### Requirement
When a line of the records below contains the string "расширения", copy that whole line.

### Exercise materials
%%

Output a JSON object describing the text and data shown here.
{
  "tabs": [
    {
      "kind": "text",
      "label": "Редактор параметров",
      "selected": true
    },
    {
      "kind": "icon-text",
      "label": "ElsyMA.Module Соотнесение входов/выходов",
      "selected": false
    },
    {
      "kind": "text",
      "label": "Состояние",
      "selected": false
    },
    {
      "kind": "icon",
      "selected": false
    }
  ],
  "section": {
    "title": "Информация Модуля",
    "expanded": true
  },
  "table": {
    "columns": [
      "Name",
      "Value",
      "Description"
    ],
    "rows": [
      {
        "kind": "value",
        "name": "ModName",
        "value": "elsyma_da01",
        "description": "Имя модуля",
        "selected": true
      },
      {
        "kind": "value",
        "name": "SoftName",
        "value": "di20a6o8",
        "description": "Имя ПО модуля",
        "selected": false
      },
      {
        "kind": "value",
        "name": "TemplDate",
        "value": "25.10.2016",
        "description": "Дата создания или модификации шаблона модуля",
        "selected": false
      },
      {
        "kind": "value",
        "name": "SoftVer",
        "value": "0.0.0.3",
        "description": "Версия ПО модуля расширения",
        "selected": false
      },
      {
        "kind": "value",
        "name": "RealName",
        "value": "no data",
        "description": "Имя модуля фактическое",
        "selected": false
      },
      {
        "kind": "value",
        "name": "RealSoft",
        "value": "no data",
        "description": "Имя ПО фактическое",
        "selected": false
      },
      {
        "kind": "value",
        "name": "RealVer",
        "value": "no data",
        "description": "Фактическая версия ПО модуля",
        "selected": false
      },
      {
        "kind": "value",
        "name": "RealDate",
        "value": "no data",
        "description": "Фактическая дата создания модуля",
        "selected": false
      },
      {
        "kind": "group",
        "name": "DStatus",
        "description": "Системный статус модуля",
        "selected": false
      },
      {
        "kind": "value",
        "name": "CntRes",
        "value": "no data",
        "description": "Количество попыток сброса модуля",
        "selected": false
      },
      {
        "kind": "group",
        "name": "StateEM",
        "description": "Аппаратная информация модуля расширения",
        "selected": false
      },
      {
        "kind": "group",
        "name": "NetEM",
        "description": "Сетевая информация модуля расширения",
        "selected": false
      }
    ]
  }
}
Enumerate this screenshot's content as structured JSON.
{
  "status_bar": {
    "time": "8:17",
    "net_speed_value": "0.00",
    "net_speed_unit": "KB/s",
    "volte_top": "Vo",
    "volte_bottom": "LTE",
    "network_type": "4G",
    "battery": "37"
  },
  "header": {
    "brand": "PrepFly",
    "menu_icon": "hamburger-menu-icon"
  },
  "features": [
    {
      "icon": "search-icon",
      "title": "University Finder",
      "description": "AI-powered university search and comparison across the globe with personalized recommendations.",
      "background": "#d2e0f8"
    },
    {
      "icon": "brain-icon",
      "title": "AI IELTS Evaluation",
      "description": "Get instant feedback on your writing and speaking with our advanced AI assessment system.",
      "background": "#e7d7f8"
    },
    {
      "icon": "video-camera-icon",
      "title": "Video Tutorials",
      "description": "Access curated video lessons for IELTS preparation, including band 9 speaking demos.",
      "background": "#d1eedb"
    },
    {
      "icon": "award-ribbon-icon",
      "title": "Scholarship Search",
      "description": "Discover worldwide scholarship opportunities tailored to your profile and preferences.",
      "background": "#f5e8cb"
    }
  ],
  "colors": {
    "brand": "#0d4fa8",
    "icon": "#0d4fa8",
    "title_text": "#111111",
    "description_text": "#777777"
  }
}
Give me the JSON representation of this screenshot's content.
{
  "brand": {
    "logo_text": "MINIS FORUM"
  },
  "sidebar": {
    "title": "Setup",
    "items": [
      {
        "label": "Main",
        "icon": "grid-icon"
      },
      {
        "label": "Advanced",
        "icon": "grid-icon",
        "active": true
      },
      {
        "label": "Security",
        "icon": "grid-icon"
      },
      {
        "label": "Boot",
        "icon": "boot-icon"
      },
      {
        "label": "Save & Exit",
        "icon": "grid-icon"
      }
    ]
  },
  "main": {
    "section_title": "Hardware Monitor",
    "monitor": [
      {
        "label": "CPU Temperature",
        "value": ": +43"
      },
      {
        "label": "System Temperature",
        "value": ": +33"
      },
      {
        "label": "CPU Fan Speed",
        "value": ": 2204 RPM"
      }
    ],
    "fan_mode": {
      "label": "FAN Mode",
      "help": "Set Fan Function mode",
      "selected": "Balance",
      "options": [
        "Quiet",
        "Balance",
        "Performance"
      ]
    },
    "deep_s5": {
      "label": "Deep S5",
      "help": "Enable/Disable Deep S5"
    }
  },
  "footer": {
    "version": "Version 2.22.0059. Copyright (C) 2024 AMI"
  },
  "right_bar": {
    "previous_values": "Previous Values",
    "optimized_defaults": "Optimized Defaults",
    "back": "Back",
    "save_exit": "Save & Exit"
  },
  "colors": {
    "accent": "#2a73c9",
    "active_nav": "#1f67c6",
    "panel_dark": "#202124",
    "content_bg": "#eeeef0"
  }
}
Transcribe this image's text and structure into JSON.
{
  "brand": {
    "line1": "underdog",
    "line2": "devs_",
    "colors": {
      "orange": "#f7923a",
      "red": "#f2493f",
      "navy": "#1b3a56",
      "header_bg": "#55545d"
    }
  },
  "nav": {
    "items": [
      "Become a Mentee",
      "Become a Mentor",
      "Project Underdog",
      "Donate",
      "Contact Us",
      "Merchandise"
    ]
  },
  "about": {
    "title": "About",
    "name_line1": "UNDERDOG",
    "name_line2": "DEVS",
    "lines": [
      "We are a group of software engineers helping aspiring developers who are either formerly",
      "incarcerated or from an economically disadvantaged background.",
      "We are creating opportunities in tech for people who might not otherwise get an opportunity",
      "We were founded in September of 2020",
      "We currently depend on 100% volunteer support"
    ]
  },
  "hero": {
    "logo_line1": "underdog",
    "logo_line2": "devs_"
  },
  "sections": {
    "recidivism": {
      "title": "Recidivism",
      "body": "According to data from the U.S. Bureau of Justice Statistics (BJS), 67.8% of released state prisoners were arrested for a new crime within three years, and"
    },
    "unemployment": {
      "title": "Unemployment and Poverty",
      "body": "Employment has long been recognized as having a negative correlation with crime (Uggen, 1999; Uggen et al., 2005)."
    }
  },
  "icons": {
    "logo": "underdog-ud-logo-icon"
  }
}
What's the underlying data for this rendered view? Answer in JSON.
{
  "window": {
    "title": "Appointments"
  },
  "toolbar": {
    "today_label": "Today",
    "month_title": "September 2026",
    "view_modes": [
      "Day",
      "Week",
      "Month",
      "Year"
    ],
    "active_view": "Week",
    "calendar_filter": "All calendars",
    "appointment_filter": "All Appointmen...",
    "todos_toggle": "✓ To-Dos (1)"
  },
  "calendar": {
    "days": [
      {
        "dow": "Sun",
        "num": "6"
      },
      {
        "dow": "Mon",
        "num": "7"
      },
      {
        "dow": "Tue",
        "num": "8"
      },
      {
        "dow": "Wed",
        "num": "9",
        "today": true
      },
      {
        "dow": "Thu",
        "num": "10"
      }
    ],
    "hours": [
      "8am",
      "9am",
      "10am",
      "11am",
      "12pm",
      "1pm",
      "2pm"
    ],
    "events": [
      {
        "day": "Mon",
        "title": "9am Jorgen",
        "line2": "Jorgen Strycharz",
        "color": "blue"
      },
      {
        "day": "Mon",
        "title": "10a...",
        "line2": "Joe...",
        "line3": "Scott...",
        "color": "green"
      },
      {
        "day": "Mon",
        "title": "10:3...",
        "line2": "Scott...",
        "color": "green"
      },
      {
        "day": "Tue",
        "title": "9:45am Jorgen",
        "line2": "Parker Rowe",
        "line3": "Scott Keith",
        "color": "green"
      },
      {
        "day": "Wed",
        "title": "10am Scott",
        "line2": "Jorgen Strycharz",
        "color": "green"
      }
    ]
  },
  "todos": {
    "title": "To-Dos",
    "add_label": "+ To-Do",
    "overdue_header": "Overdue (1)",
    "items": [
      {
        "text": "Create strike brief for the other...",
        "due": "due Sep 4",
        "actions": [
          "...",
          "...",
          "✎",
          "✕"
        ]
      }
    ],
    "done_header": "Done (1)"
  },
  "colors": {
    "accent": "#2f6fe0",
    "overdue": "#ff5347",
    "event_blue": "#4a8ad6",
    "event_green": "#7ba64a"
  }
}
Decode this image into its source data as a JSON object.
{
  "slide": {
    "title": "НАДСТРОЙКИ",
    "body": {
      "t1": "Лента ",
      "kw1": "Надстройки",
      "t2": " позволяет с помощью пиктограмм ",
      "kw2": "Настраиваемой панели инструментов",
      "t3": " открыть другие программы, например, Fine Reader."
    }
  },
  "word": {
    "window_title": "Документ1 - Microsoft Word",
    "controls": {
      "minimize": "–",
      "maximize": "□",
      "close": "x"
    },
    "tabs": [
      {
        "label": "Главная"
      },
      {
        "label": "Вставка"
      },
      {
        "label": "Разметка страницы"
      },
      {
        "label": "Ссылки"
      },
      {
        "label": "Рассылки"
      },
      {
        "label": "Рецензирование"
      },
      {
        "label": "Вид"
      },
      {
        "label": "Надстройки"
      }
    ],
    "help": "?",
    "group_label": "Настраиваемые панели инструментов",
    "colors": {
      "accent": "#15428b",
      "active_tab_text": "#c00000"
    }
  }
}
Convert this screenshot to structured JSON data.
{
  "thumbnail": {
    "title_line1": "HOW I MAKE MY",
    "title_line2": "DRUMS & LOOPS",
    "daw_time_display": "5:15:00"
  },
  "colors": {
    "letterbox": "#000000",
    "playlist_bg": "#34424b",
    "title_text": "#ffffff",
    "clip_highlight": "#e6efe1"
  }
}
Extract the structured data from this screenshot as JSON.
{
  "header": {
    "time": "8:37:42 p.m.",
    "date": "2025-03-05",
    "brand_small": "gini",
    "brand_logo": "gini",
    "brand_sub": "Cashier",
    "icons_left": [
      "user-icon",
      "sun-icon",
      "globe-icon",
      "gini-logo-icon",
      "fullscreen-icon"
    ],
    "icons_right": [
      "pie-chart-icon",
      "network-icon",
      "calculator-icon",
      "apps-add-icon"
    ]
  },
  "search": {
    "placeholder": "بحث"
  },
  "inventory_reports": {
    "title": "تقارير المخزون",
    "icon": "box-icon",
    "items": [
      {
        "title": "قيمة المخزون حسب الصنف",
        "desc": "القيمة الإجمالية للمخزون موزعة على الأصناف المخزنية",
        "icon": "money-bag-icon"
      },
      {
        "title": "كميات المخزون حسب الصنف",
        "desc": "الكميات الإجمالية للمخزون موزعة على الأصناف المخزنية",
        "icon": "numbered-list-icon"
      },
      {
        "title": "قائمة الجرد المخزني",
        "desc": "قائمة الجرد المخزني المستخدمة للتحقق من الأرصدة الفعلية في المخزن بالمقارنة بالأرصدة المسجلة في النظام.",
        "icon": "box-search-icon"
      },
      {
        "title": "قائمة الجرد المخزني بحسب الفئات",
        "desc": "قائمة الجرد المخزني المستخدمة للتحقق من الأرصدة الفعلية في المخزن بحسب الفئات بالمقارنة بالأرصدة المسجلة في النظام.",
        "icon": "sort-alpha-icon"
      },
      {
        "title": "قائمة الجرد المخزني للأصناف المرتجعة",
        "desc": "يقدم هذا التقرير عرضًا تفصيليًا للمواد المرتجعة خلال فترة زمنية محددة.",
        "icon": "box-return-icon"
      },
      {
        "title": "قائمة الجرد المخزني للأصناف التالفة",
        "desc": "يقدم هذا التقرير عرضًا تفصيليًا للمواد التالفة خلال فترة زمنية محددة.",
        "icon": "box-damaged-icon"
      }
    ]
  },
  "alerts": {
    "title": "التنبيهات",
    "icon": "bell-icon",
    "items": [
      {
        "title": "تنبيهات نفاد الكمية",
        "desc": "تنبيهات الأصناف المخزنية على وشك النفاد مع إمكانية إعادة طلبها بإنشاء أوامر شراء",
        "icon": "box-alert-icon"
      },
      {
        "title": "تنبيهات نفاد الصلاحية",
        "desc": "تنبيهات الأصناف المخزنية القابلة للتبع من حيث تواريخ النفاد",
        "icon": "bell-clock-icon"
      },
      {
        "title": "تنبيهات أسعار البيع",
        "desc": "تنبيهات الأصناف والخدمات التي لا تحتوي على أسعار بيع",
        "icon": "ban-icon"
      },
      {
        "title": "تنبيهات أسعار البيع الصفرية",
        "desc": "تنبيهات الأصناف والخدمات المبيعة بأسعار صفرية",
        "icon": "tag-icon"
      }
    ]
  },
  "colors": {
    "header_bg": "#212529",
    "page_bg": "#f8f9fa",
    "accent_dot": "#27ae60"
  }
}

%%

### Written answer
        "description": "Версия ПО модуля расширения",
        "description": "Аппаратная информация модуля расширения",
        "description": "Сетевая информация модуля расширения",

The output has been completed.